DeeAnna Moran wears a tight mermaid suit that sports cleavage. Another actress in a pinup photo shoot wears a sexy milkmaid’s costume.
We’re told of a salacious rumor involving two men caught in the act of sodomy. It’s also stated that Baird Wilkins is known for having afternoon trysts with younger women. In fact, when his wife is questioned about his disappearance, she tells studio officials to go “try one of his chippies.” DeeAnna states that she’s “pretty sure” who the father of her baby is.
A dance scene featuring a room full of soon-to-ship-out sailors winks at the “gayness” of them all dancing together while singing of the “dames” they’ll be leaving behind. Hints of that also pop up in one of the dancer’s personal life.
Eddie literally slaps some sense into two different actors (a man and a woman). Men are “whipped” in the context of a movie scene. During his cowboy pic scenes, Hobie “shoots” several bad guys. And the crucifixion scene shows Jesus’ feet while He hangs on the cross.
One misuse of Jesus’ name. A half-dozen uses of “d–n” and a couple uses each of “a–,” “h—” and “b–ch.”

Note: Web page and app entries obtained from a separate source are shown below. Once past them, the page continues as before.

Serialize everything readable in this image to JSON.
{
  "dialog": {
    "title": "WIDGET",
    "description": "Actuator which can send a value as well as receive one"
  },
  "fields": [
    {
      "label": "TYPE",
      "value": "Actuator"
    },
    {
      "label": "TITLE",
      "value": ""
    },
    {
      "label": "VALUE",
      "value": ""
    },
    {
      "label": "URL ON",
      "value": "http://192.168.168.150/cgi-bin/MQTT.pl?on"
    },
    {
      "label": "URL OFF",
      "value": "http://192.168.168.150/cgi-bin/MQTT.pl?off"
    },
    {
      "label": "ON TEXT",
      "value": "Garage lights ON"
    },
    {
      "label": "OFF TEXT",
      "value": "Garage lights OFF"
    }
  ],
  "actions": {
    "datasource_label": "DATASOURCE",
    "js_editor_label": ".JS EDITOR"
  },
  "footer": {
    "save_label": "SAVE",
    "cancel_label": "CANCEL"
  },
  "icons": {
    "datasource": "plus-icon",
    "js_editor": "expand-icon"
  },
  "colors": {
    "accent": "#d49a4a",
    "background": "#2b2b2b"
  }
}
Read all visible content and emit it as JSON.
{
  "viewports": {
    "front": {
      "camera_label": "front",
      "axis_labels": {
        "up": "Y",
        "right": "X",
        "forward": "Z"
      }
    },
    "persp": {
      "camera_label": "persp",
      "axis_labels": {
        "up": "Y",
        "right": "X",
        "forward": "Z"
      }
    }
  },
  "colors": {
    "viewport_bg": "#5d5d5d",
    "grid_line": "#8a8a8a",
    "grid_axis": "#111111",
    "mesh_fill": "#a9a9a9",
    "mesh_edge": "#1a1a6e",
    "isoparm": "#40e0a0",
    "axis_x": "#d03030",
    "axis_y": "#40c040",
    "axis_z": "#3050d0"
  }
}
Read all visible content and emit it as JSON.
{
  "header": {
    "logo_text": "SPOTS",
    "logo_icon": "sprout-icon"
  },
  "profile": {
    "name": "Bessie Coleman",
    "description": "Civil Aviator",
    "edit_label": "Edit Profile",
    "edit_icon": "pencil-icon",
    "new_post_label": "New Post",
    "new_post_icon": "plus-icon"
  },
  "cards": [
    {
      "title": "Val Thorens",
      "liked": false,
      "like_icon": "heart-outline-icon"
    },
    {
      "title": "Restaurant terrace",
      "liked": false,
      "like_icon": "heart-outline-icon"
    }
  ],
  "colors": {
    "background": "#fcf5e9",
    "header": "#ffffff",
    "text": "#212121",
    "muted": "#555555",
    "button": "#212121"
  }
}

Nearly everyone lights up cigarettes or a pipe at some point in this 1950s comedy. Baird drinks a martini, and another fellow has a Mai Tai with lunch. An extra mixes a powdered drug into Baird’s drink, causing the actor to stagger and pass out.
Eddie lies to gossip columnists and bribes cops. DeeAnna says the studio “broke up” her two previous marriages because her husbands were deemed “inappropriate.”
As with most of the Coen brothers’ pictures, Hail, Caesar! is a well-crafted affair. Unlike many of them, you could slip into this star-studded pic with a bucket of popcorn and a box of Milk Duds and step back out by credit’s roll with a sense that you had just seen something quirky and eclectic but also light on the language and other content concerns. (Note that light is a relative term here, naturally, since there are still issues to be found, most of which I’ve already walked through.)
An homage of sorts to the 1940s and ’50s Hollywood studio system, the film’s stylish on-set production numbers and nods to icons like Esther Williams, Audie Murphy and Hedda Hopper—and its winks at the behind-the-scenes muscle of yesteryear’s moviemaking biz—are completely entertaining. And watching today’s top talent take on this tap-dancing, rope-twirling, problem-fixing grand satire is grand fun, too.
Of course there’s always more than “surface” to a Coen collaboration—just as there was always more than twinkling smiles and great dance moves behind all those real-world pics from Hollywood’s Golden Age. And in this case, we’re challenged with the underlying message to think about the things of life we have faith in.
From the film’s gaggle of cig-sucking, communist intellectuals to its completely self-absorbed movie stars to its studio fixers to its movie set crucifixion scene to a man’s repeated Catholic confessional visits, there’s a lot of rumination here on the faithful passions that motivate us. There are even questions raised about the passion and faith we moviegoers invest in movies themselves.
The Coens have always liked to ask questions more than they like to answer them. So they sew in a lot of personal leeway here, letting viewers process what they see onscreen in whatever way they may desire. And that means the film’s more spiritually focused scenes, for instance, could well be interpreted by some as something of a comedic slap at Christians. On the other hand, even the most farcical of those moments have a certain balanced poignancy about them—and ultimately deliver bits of solid biblical truth about God and Jesus in some of the most straightforward language you’ve likely ever heard in a (modern) big budget movie.
After spending more than two decades touring, directing, writing and producing for Christian theater and radio (most recently for Adventures in Odyssey, which he still contributes to), Bob joined the Plugged In staff to help us focus more heavily on video games. He is also one of our primary movie reviewers.